Happy St. Patrick's Day!
Do librarians read nonfiction?

The smartest kids in the world...

...are not being produced by the U.S. education system.

When journalist Amanda Ripley points this out (based on PISA--Program for International Student Assessment--tests, on which students in such countries as Finland, Korea, Japan, Canada, and France all score better than U.S. students) points this out in her new book The Smartest Kids in the World: And How They Got That Way, she makes it clear that she is not blaming the students. She is, in fact, blaming the American education system.

Ripley opens her book with a discussion of the PISA test, and its development, not by an educational theorist, but by a physicist named Andreas Schleicher, who wanted a more accurate and unbiased measurement for how students compare to one another on an international scale. The test is noted for its ability to measure students' ability to think critically (rather than just offering multiple choice questions), and that is the aspect in which many American students really struggle. Based on what she learned about that test, the author decided to follow American exchange students as they studied in Finland, Poland, and Korea, in order to get a more immediate feel for the differences in educational systems.

It was an interesting read. One thing I particularly liked about it was Ripley's debunking of the myth that American students struggle because the American child poverty rate is so high (20%--yet another measurement that Americans should not be proud of). She refers to this as the narrative that external factors (like poverty, negligent parents, etc.) are the problem with schools, and this is what she says about that:

"The only problem with this narrative was that it was habit forming. Once you start locating the source of your problems outside your own jurisdiction, it is hard to stop, even when the narrative is wrong." (p. 36.)

A few of the other differences between education systems that Ripley explores are other countries' more rigorous methods of selecting for and training teachers; the fact that in much of Europe athletics are completely divorced from school (the kids play sports, but sports are not really connected with school, and for the most part teachers elsewhere were horrified that teachers here often combine teaching duties with coaching ones); there is much less technology in international classrooms than in American ones; and students take school and studying much more seriously elsewhere (although, in the "pressure cooker" system in South Korea, this might not actually be a good thing).

And then there was this nugget, which warmed my heart, as I used to tell this to people at the library until I was blue in the face (and very few people seemed to listen):

"And at least one high-impact form of parental involvement did not actually involve kids or schools at all: If parents simply read for pleasure at home on their own, their children were more likely to enjoy reading, too...kids could see what parents valued, and it mattered more than what parents said." (p. 111--emphasis mine.)

The book is not perfect; at times Ripley seems to make somewhat contradictory statements (for instance: should control of education be more localized, or less?

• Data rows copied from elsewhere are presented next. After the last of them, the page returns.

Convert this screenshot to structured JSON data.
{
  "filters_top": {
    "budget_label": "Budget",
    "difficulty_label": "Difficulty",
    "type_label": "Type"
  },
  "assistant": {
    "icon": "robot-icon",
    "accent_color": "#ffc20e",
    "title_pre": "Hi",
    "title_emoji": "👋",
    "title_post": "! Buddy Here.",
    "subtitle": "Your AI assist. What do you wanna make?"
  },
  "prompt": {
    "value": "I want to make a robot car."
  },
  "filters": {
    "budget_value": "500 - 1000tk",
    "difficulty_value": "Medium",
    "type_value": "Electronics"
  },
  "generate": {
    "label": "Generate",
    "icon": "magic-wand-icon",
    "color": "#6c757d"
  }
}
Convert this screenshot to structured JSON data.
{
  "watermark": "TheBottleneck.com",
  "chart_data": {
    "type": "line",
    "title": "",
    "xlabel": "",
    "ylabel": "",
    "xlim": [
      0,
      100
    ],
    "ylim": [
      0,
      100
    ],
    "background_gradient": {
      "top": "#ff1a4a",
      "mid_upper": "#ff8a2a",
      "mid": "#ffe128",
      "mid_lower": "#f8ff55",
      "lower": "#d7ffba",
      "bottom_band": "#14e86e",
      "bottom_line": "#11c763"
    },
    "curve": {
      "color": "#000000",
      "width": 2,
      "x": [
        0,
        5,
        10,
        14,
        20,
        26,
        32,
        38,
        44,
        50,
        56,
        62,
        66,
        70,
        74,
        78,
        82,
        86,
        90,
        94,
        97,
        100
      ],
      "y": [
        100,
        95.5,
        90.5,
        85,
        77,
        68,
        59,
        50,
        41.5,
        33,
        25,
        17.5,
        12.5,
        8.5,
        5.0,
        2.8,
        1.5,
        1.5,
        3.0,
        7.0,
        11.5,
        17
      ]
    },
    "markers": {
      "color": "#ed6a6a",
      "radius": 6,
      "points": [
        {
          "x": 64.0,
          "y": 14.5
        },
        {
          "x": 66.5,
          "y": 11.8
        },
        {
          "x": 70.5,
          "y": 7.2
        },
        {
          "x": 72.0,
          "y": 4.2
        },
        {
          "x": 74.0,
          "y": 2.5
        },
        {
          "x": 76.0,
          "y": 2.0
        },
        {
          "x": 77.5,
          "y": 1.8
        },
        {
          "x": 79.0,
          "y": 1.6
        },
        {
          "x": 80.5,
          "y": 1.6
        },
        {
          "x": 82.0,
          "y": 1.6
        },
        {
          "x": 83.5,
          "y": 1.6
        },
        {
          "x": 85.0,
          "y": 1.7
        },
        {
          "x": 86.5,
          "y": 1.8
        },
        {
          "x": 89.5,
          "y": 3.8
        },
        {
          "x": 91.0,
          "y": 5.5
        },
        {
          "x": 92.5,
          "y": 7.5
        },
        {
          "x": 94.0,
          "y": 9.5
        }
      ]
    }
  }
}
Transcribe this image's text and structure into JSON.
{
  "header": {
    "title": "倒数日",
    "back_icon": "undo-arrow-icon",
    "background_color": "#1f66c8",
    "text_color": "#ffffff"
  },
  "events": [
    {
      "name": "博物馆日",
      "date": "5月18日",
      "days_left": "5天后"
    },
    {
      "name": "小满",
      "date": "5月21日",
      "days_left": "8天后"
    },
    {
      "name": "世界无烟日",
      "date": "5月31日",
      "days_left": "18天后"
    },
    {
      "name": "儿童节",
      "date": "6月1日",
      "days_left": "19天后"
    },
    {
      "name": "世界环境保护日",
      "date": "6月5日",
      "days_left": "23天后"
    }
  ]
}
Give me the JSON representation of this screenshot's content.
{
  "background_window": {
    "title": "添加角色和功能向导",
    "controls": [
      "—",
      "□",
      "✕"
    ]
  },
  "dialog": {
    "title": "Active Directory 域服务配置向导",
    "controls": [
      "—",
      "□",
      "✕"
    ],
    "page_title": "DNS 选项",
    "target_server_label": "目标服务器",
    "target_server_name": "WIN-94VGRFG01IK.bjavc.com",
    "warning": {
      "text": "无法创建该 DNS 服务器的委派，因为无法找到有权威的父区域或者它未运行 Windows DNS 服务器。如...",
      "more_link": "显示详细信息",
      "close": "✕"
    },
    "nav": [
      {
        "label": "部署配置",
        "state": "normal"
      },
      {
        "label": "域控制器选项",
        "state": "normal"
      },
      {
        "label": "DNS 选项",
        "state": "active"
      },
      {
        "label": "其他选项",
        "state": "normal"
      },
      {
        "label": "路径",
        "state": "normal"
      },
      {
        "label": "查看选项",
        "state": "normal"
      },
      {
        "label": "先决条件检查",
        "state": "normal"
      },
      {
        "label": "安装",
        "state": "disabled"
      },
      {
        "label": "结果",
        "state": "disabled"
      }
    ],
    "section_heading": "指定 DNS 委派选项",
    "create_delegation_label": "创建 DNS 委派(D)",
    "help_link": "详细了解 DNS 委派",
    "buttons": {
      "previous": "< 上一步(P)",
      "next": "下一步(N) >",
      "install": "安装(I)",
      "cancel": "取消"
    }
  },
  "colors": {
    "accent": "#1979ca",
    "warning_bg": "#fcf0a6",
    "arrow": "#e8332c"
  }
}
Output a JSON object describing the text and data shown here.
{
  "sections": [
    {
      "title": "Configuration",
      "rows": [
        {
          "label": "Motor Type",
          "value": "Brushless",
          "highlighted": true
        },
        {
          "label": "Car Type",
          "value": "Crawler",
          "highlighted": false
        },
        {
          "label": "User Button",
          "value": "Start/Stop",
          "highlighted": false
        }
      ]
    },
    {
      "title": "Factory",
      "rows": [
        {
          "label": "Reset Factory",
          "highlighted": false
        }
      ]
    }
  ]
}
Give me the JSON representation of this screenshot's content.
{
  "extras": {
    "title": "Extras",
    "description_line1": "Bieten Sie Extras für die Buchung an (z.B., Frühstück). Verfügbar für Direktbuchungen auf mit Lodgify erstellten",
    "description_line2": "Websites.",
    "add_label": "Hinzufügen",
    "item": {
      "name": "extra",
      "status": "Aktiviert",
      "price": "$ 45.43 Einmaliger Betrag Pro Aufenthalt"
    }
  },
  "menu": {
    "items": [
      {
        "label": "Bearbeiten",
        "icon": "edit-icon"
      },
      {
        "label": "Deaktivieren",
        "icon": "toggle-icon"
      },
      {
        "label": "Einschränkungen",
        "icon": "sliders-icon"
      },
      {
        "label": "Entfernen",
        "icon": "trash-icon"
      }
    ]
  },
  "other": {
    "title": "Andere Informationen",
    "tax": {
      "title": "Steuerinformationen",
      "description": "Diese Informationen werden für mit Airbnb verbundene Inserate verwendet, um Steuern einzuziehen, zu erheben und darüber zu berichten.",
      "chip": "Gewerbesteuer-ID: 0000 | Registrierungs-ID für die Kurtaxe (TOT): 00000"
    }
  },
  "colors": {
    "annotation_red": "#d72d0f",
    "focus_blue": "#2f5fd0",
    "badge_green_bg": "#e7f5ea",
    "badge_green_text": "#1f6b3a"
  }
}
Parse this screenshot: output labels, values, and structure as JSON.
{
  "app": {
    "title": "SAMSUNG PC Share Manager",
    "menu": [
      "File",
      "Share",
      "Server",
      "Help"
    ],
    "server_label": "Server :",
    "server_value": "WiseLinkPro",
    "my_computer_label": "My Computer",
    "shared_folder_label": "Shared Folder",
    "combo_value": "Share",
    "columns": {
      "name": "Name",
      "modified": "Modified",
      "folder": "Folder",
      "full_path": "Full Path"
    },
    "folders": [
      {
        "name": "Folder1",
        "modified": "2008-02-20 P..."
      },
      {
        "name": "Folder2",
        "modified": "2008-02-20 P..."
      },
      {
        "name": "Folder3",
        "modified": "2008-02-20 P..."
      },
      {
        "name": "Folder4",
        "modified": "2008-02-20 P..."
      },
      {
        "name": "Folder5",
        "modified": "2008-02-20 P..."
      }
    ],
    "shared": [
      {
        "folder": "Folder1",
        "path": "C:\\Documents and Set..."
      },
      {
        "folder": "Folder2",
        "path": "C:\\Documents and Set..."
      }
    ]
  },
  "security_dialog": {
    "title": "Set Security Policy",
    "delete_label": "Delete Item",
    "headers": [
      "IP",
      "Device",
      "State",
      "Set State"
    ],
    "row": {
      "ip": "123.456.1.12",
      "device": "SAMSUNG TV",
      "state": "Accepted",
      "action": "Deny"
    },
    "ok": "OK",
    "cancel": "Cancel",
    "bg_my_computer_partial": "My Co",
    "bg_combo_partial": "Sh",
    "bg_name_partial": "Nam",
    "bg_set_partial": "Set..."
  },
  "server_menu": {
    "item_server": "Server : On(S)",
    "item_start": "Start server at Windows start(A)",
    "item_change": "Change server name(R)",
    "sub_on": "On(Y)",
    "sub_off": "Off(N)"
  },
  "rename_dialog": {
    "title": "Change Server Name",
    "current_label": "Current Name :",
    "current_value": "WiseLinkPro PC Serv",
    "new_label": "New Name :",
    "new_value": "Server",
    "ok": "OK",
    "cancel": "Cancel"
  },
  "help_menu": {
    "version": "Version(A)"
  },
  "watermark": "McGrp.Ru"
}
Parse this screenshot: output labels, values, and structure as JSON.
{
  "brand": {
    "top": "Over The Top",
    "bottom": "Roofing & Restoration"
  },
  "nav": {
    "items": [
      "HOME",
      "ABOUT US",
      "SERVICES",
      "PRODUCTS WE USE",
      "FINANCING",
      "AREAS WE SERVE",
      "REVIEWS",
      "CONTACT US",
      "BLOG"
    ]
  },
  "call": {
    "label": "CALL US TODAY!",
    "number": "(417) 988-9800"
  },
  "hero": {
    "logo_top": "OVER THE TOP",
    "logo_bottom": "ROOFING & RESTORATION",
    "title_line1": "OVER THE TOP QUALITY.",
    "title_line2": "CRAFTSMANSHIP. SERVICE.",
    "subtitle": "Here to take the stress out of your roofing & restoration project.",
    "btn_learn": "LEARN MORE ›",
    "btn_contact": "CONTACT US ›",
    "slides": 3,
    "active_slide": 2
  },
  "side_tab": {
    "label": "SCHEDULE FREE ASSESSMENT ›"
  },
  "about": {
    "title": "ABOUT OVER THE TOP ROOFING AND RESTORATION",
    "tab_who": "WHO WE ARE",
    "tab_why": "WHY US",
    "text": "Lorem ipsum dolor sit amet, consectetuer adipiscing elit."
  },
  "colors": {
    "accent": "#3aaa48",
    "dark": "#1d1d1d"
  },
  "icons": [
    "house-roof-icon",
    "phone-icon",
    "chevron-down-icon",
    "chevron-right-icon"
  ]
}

I thought her conclusions unclear on this point) and she doesn't seem to pay as much attention to the student she followed in Poland as to the other two. But those are small quibbles with an otherwise fascinating read. If you have school-age children, I'd look at it: there's some good ideas for how you can most effectively spend your time helping your children improve upon the embarrassingly low-ranked education available here.